In Mongolia, the work investigating the prevalence of cognitive impairment in
We have shown that among the education level contributes considerably to the development of cognitive impairment among socio-economic factors. MMSE score tends to decrease along with the education level in both groups, which was statistically significant. The association between cognitive impairment and socioeconomic factors such as education is not studied in Mongolia yet. It demonstrates this kind of disciplinary research is much needed. Several studies have demonstrated a high association between higher levels of education and the prevalence of dementia in developing countries [14, 15]. At the same time, these studies reveal that intellectual exercise and training are crucial to prevent cognitive impairment in the general population [16, 19].
The main strength is that it is the first study to explore the association between diabetes and cognitive impairment in Mongolia. We assume that the current study compares the people with and without diabetes with dementia. Its association with age would be a base data to define the other risk factors, not only age for CI. However, there are some limitations. We have not used other cognitive tests such as CERAD; however, the method we used in most of these studies allows us to compare the results of previous studies. Finally, the study design was cross-sectional.

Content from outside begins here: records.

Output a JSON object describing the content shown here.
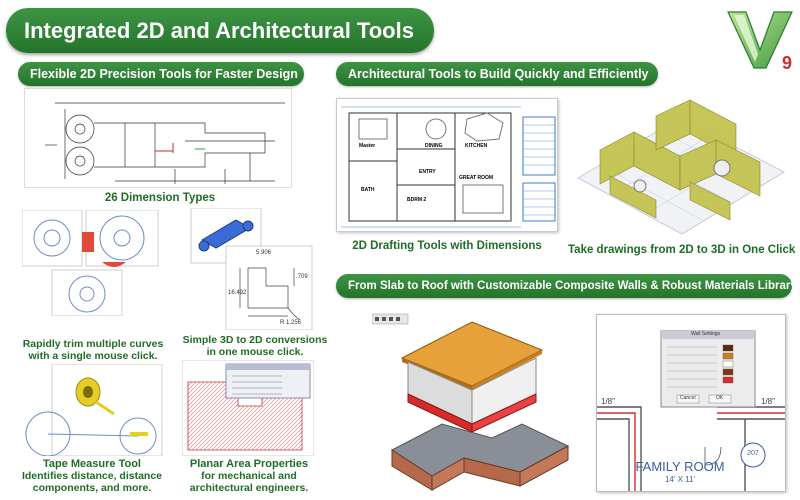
{
  "header": {
    "title": "Integrated 2D and Architectural Tools"
  },
  "logo": {
    "mark": "V",
    "version": "9"
  },
  "sections": {
    "precision": "Flexible 2D Precision Tools for Faster Design",
    "architectural": "Architectural Tools to Build Quickly and Efficiently",
    "slab": "From Slab to Roof with Customizable Composite Walls & Robust Materials Library"
  },
  "captions": {
    "dimension_types": "26 Dimension Types",
    "trim_line1": "Rapidly trim multiple curves",
    "trim_line2": "with a single mouse click.",
    "convert_line1": "Simple 3D to 2D conversions",
    "convert_line2": "in one mouse click.",
    "tape_line1": "Tape Measure Tool",
    "tape_line2": "Identifies distance, distance",
    "tape_line3": "components, and more.",
    "planar_line1": "Planar Area Properties",
    "planar_line2": "for mechanical and",
    "planar_line3": "architectural engineers.",
    "drafting": "2D Drafting Tools with Dimensions",
    "two_to_three": "Take drawings from 2D to 3D in One Click"
  },
  "plan_labels": {
    "master": "Master",
    "dining": "DINING",
    "kitchen": "KITCHEN",
    "entry": "ENTRY",
    "bath": "BATH",
    "bdrm": "BDRM 2",
    "great_room": "GREAT ROOM"
  },
  "dims": {
    "a": "5.906",
    "b": "16.492",
    "c": ".709",
    "d": "R 1.256"
  },
  "family_room": {
    "name": "FAMILY ROOM",
    "size": "14' X 11'",
    "tag": "207",
    "dim": "1/8\""
  },
  "wall_dialog": {
    "title": "Wall Settings",
    "ok": "OK",
    "cancel": "Cancel"
  },
  "colors": {
    "accent_green": "#2f8637",
    "caption_green": "#1f6d27",
    "roof_orange": "#e7a13a",
    "wall_red": "#d72b2b"
  }
}
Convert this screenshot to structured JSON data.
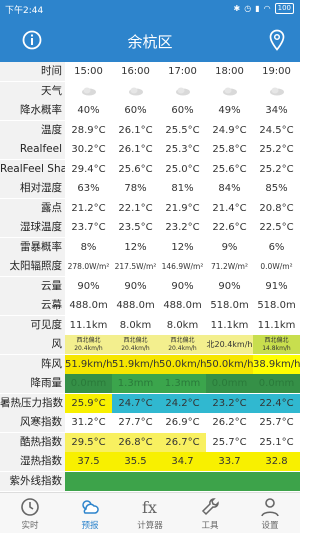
{
  "status": {
    "time": "下午2:44",
    "battery": "100"
  },
  "header": {
    "title": "余杭区"
  },
  "rows": [
    {
      "label": "时间",
      "cells": [
        "15:00",
        "16:00",
        "17:00",
        "18:00",
        "19:00"
      ]
    },
    {
      "label": "天气",
      "cells": [
        "",
        "",
        "",
        "",
        ""
      ]
    },
    {
      "label": "降水概率",
      "cells": [
        "40%",
        "60%",
        "60%",
        "49%",
        "34%"
      ]
    },
    {
      "label": "温度",
      "cells": [
        "28.9°C",
        "26.1°C",
        "25.5°C",
        "24.9°C",
        "24.5°C"
      ]
    },
    {
      "label": "Realfeel",
      "cells": [
        "30.2°C",
        "26.1°C",
        "25.3°C",
        "25.8°C",
        "25.2°C"
      ]
    },
    {
      "label": "RealFeel Shade",
      "cells": [
        "29.4°C",
        "25.6°C",
        "25.0°C",
        "25.6°C",
        "25.2°C"
      ]
    },
    {
      "label": "相对湿度",
      "cells": [
        "63%",
        "78%",
        "81%",
        "84%",
        "85%"
      ]
    },
    {
      "label": "露点",
      "cells": [
        "21.2°C",
        "22.1°C",
        "21.9°C",
        "21.4°C",
        "20.8°C"
      ]
    },
    {
      "label": "湿球温度",
      "cells": [
        "23.7°C",
        "23.5°C",
        "23.2°C",
        "22.6°C",
        "22.5°C"
      ]
    },
    {
      "label": "雷暴概率",
      "cells": [
        "8%",
        "12%",
        "12%",
        "9%",
        "6%"
      ]
    },
    {
      "label": "太阳辐照度",
      "cells": [
        "278.0W/m²",
        "217.5W/m²",
        "146.9W/m²",
        "71.2W/m²",
        "0.0W/m²"
      ]
    },
    {
      "label": "云量",
      "cells": [
        "90%",
        "90%",
        "90%",
        "90%",
        "91%"
      ]
    },
    {
      "label": "云幕",
      "cells": [
        "488.0m",
        "488.0m",
        "488.0m",
        "518.0m",
        "518.0m"
      ]
    },
    {
      "label": "可见度",
      "cells": [
        "11.1km",
        "8.0km",
        "8.0km",
        "11.1km",
        "11.1km"
      ]
    },
    {
      "label": "风",
      "cells": [
        "西北偏北 20.4km/h",
        "西北偏北 20.4km/h",
        "西北偏北 20.4km/h",
        "北20.4km/h",
        "西北偏北 14.8km/h"
      ]
    },
    {
      "label": "阵风",
      "cells": [
        "51.9km/h",
        "51.9km/h",
        "50.0km/h",
        "50.0km/h",
        "38.9km/h"
      ]
    },
    {
      "label": "降雨量",
      "cells": [
        "0.0mm",
        "1.3mm",
        "1.3mm",
        "0.0mm",
        "0.0mm"
      ]
    },
    {
      "label": "暑热压力指数",
      "cells": [
        "25.9°C",
        "24.7°C",
        "24.2°C",
        "23.2°C",
        "22.4°C"
      ]
    },
    {
      "label": "风寒指数",
      "cells": [
        "31.2°C",
        "27.7°C",
        "26.9°C",
        "26.2°C",
        "25.7°C"
      ]
    },
    {
      "label": "酷热指数",
      "cells": [
        "29.5°C",
        "26.8°C",
        "26.7°C",
        "25.7°C",
        "25.1°C"
      ]
    },
    {
      "label": "湿热指数",
      "cells": [
        "37.5",
        "35.5",
        "34.7",
        "33.7",
        "32.8"
      ]
    },
    {
      "label": "紫外线指数",
      "cells": [
        "",
        "",
        "",
        "",
        ""
      ]
    }
  ],
  "colors": {
    "wind": [
      "#f3ef8e",
      "#f3ef8e",
      "#f3ef8e",
      "#f3ef8e",
      "#c8de4e"
    ],
    "gust": [
      "#f6e600",
      "#f6e600",
      "#f6e600",
      "#f6e600",
      "#ffff00"
    ],
    "rain": [
      "#359047",
      "#3ba54c",
      "#3ba54c",
      "#359047",
      "#359047"
    ],
    "heat_stress": [
      "#f8f000",
      "#30b8d0",
      "#30b8d0",
      "#30b8d0",
      "#30b8d0"
    ],
    "heat_index": [
      "#f8f060",
      "#f8f060",
      "#f8f060",
      "#ffffff",
      "#ffffff"
    ],
    "humidex": [
      "#f8f000",
      "#f8f000",
      "#f8f000",
      "#f8f000",
      "#f8f000"
    ],
    "uv": [
      "#3da34a",
      "#3da34a",
      "#3da34a",
      "#3da34a",
      "#3da34a"
    ]
  },
  "tabs": [
    {
      "label": "实时",
      "icon": "clock-icon"
    },
    {
      "label": "预报",
      "icon": "weather-icon"
    },
    {
      "label": "计算器",
      "icon": "fx-icon"
    },
    {
      "label": "工具",
      "icon": "wrench-icon"
    },
    {
      "label": "设置",
      "icon": "user-icon"
    }
  ],
  "active_tab": 1
}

We found that dementia was independent of age in people with diabetes, suggesting that people of any age with diabetes may have a higher risk of vascular dementia, considering the microcapillary pathology resulting from chronic diabetes. In contrast, it seems that aging does play a significant role in the development of cognitive impairment in people without diabetes. Furthermore, diabetes duration and diabetes control are associated with cognitive impairment in people with diabetes. However, since MMSE is sensitive to dementia and not specific to vascular dementia, further studies involving neuroimaging and neurological examination are needed to fully elucidate the problem of a link between type 2 diabetes in Mongolia.and vascular dementia in a Mongolian population.

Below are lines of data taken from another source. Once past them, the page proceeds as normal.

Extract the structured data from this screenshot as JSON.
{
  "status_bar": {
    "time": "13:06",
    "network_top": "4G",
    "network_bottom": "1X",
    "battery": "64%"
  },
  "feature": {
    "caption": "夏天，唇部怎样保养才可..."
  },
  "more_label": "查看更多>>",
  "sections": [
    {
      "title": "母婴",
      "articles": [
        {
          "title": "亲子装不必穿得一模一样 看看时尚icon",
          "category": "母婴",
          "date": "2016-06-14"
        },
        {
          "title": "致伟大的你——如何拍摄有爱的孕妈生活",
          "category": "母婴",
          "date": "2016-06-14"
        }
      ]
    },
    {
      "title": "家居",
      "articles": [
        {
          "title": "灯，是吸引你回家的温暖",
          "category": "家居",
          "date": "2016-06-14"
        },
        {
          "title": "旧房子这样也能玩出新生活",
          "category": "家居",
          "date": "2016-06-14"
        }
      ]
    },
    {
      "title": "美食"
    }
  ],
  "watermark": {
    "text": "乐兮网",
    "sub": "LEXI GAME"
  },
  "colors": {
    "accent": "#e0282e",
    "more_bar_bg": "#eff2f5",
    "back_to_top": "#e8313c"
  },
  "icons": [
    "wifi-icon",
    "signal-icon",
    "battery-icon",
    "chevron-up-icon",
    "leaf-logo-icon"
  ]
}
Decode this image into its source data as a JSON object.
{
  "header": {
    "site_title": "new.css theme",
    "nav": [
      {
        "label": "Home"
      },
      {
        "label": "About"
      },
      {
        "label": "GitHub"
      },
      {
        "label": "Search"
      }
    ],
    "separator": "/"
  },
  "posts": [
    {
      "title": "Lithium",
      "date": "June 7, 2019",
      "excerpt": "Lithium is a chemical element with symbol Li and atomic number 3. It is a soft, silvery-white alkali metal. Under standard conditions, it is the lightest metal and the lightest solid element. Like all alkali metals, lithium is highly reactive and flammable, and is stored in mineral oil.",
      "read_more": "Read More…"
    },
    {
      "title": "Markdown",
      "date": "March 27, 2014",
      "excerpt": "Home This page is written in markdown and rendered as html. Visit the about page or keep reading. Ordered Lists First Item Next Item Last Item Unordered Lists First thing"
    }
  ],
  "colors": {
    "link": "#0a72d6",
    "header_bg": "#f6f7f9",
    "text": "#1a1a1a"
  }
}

ANOVA, Analysis of Variance; BMI, Body Mass Index; CI, Confidence Interval; CI, Cognitive Impairment; MMSE, Mini-Mental State Examination; OR, Odds Ratio; SD, Standard Deviation.
OB, BD, MM and DN conceived and designed the study. MM, DN, PB and EA collected data. MM, OB, DN, EA and PB analyzed the data. BD, OB, MM and DN wrote the paper. SJ, BD and OB reviewed and edited the paper.
The Medical Ethical Committee of the Mongolian National University of Medical Sciences approved the research plan at hand, code METc 2020/3-05. All participants gave written informed consent.
The authors acknowledge and thank the Timeline cohort study team and the Mongolian National University of Medical Sciences for their support and participants. We also thank anonymous reviewers for their excellent critique of the manuscript and for helping us better our work.
This research received no external funding.
The authors declare no conflict of interest.